Do you have a test kit? If so test for ammonia, nitrite, and nitrate and post the results. I'd bet that the nitrate level is high and that is what is feeding the algae and allowing it to take over. The solution to that is more frequent, larger water changes. Most of us change at least 25% of the water every week to keep the nitrate level low. On the schedule you've mentioned, not enough of the nitrate (which is the end result of the cycle as ammonia from fish waste is converted first to nitrite and then nitrate) is being removed and is available as fertiliser to feed algae growth.
I suspect the fish had an internal bacterial infection (hence the stringy white poo), and then the presence of both ammonia and nitrite in the tank water over the time he was in there was enough to finish him off. Ammonia and nitrite both need to be 0 all of the time.
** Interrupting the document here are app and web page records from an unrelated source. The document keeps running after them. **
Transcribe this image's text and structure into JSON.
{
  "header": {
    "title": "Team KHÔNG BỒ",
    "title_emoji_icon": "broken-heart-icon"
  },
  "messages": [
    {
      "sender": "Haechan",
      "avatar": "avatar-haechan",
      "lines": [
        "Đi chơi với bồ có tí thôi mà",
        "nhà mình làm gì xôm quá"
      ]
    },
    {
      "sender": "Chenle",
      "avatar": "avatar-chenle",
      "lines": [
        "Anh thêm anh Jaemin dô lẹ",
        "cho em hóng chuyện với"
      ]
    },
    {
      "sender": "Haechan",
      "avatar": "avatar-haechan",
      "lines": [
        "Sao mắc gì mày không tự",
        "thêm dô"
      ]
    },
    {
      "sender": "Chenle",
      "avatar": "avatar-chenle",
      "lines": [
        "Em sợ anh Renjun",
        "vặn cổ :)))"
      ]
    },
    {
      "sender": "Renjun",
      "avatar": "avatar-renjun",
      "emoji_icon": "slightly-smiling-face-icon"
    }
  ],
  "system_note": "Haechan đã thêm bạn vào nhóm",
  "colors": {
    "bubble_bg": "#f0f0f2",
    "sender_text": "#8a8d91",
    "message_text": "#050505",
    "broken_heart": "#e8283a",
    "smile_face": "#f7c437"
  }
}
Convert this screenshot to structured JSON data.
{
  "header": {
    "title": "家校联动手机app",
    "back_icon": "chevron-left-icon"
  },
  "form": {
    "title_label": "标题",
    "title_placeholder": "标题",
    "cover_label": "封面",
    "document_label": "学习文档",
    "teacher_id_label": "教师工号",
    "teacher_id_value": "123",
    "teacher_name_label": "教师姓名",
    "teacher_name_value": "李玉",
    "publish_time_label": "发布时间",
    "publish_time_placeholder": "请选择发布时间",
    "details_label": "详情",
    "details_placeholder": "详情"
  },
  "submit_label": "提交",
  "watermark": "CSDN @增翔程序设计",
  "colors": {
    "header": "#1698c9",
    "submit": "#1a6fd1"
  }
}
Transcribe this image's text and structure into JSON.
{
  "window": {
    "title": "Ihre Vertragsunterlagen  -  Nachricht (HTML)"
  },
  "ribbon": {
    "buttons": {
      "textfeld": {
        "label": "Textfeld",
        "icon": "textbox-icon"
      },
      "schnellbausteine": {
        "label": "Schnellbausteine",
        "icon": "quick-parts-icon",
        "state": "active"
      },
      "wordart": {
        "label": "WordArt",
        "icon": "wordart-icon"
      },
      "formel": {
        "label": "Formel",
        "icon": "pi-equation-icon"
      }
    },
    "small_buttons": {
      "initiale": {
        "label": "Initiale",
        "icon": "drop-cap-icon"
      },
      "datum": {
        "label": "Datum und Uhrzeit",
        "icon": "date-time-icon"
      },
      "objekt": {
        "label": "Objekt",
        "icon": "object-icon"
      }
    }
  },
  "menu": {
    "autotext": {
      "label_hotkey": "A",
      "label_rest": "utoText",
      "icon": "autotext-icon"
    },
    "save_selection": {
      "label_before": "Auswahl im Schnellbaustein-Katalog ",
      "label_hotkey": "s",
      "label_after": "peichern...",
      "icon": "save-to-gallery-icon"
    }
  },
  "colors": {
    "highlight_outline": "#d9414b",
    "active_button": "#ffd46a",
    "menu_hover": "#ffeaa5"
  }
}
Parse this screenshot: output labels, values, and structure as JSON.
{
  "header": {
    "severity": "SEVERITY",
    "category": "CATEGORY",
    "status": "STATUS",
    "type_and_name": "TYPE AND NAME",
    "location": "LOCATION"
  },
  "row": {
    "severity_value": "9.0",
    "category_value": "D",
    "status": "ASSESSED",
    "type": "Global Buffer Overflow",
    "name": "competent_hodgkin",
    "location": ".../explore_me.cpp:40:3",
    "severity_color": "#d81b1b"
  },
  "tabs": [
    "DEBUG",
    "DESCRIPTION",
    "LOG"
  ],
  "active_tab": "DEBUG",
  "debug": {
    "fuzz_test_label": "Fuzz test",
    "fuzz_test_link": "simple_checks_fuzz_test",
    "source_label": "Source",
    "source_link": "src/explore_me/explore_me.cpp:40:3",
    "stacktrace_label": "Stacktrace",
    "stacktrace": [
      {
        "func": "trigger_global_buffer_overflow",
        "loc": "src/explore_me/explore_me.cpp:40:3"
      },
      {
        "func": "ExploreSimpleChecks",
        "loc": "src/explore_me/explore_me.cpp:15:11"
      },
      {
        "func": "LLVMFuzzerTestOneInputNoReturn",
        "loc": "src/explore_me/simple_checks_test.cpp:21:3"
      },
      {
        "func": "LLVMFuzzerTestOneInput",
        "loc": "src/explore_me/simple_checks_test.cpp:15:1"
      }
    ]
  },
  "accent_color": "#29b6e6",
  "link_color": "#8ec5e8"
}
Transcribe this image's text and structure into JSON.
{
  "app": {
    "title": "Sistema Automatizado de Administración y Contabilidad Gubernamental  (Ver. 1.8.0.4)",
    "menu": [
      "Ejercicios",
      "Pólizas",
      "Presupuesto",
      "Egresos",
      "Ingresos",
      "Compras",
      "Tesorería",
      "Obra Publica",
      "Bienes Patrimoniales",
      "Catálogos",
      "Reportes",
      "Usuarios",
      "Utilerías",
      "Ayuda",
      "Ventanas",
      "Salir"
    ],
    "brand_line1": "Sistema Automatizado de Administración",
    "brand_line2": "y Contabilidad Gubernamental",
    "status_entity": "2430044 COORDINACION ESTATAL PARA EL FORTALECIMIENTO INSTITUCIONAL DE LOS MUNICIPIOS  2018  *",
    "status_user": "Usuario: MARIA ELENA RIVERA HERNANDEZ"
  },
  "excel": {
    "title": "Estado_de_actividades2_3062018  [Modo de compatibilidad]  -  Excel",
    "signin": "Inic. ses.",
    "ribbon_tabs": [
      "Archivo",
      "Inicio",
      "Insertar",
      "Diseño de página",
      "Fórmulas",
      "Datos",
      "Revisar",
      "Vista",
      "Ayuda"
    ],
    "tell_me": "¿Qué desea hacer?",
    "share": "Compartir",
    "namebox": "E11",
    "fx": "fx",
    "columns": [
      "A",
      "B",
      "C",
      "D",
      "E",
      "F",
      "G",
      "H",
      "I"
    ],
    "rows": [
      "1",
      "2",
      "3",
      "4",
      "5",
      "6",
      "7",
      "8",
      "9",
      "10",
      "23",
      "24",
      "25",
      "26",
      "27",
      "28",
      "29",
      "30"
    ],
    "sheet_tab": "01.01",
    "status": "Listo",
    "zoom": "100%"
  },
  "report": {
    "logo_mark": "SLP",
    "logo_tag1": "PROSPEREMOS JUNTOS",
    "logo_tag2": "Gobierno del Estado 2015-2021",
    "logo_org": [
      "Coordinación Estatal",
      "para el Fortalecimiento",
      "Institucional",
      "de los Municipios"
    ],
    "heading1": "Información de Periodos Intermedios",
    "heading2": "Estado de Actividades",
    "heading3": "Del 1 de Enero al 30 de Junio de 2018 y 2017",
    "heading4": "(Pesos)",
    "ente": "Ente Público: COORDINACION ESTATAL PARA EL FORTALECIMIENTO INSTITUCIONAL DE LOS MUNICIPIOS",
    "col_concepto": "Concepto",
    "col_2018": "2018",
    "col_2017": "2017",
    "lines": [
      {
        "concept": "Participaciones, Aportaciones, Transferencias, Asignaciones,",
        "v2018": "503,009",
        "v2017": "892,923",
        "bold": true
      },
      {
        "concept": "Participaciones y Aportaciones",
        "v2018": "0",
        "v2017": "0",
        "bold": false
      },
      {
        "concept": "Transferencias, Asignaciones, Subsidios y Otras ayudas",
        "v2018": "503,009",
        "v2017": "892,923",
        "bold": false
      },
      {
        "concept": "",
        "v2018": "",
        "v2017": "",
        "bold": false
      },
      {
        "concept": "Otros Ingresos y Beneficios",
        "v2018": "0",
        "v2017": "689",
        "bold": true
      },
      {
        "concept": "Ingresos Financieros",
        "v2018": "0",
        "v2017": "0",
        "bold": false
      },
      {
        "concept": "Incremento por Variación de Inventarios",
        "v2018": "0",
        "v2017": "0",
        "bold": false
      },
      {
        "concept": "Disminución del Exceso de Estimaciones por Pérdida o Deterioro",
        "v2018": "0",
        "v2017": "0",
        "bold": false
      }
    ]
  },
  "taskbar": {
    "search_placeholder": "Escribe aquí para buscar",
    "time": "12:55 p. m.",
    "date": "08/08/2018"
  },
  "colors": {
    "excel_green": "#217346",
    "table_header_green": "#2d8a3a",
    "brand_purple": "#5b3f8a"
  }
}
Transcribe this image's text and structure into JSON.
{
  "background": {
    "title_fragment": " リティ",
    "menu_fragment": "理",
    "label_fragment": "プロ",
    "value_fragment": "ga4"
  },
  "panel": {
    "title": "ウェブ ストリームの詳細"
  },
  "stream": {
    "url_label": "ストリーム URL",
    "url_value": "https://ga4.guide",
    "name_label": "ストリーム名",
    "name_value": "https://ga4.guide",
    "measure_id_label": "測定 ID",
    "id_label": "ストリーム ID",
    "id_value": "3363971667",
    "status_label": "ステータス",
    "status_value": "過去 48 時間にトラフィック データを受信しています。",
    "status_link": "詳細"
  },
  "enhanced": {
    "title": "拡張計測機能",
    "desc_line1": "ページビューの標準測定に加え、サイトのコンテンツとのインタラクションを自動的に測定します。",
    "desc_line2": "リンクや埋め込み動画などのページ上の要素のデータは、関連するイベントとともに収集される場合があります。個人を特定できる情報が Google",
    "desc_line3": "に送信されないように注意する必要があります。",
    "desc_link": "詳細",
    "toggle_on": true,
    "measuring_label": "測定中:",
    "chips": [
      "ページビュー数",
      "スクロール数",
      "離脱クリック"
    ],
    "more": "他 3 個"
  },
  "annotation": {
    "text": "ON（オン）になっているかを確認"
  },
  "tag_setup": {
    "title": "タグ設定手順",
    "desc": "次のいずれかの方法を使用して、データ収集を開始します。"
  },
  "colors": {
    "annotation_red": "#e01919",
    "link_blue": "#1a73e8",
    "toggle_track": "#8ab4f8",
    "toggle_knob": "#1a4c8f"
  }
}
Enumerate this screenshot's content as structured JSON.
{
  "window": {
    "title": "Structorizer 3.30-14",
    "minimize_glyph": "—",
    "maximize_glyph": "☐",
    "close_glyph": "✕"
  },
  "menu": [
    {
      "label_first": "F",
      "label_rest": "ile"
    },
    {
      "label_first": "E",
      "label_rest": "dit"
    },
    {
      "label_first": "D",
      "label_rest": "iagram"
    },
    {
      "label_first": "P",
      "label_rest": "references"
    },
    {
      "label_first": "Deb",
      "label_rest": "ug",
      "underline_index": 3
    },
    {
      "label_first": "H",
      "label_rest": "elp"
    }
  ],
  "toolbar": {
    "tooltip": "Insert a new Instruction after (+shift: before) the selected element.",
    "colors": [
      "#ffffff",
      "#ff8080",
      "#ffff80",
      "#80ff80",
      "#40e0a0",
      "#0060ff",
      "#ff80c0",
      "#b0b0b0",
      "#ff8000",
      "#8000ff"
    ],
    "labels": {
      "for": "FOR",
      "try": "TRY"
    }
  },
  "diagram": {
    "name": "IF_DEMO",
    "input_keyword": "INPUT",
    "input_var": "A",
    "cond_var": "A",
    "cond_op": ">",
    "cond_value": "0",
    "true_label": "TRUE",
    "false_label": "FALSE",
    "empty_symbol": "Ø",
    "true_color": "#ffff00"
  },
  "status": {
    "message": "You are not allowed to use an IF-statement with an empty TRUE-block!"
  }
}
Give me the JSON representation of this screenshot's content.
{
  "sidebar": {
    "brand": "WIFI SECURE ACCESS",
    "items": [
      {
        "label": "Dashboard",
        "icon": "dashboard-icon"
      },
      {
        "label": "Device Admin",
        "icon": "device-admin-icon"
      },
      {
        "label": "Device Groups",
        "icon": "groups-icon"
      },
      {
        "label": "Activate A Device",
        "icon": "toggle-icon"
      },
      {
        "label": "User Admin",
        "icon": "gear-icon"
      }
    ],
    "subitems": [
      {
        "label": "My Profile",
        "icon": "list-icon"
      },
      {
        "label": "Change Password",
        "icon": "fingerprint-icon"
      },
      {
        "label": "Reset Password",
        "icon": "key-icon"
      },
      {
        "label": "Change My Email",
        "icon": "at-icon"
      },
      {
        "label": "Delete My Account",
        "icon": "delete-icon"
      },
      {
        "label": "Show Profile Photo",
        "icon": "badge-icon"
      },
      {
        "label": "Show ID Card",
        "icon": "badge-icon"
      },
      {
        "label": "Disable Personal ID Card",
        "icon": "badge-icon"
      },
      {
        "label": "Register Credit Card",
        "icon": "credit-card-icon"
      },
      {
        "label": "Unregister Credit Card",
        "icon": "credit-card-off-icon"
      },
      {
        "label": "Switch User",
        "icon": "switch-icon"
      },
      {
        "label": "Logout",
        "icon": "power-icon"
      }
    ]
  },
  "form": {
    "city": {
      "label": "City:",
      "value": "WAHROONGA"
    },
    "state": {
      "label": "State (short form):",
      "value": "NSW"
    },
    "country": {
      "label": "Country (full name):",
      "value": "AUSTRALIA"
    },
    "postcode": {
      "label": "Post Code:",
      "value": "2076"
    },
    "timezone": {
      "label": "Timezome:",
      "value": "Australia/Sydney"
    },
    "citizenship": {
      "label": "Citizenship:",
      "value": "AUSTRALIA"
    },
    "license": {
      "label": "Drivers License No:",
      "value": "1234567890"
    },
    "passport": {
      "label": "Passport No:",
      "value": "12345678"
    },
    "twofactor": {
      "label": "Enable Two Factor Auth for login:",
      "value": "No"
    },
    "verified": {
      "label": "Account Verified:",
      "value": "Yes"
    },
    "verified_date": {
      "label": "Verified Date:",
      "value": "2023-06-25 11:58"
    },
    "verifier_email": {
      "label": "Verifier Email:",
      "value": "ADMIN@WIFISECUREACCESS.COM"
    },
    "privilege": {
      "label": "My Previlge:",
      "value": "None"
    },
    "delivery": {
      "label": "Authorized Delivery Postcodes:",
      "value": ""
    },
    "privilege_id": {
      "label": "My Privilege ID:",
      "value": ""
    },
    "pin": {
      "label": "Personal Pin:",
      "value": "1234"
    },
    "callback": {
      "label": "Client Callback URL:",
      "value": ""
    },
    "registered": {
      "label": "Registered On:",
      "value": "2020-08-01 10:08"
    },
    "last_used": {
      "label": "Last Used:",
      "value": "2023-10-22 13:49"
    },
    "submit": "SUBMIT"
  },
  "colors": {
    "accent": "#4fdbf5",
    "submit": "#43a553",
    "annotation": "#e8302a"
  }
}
You may be overstocked, definitely were with the clown loaches, who by the way were small for six years old and haven't lived long as the tank is way too small for them They grow to about 30cm long and should live 20+ years in the right size tank. How many danios and tetras have you and what species is the algae-eater? How often do yo change any water and how much each time? The other thing that makes green water worse is if the tank gets a lot of daylight from a nearby window and/or tank lights are on for too long.
It looks to me as though nitrite is at 5ppm, which means, in reality, it may be considerably higher as that's the limit of the test. Nitrate in the tank is higher than the tap water so some nitrite conversion is happening. This will continue, slowly at first but then more rapidly as the colony of nitrite eating bacteria expands. You may not see a drop in nitrite on the test as it will take a while to get down below 5ppm, but nitrate should continue rising to give an indication that things are proceeding. I would estimate you have about a week to go.
Re: New keeper : Q : When do I use all these products in the tank?
The water conditioner removes chlorine/chloramine and neutralises heavy metals. It should be used on the first fill, at every water change and whenever you top up. The biological enhancer adds beneficial bacteria. You can add a dose to help your fishless cycle to establish, at the same time as you add your first dose of ammonia (see fishless cycling article here: https://www.fishkeeping.co.uk/articles ... hless-cycling-article.htm ). The biological cleaner is a pointless chemical and I would not use it. The final bottle seems to be plant food - use it as directed if you have plants.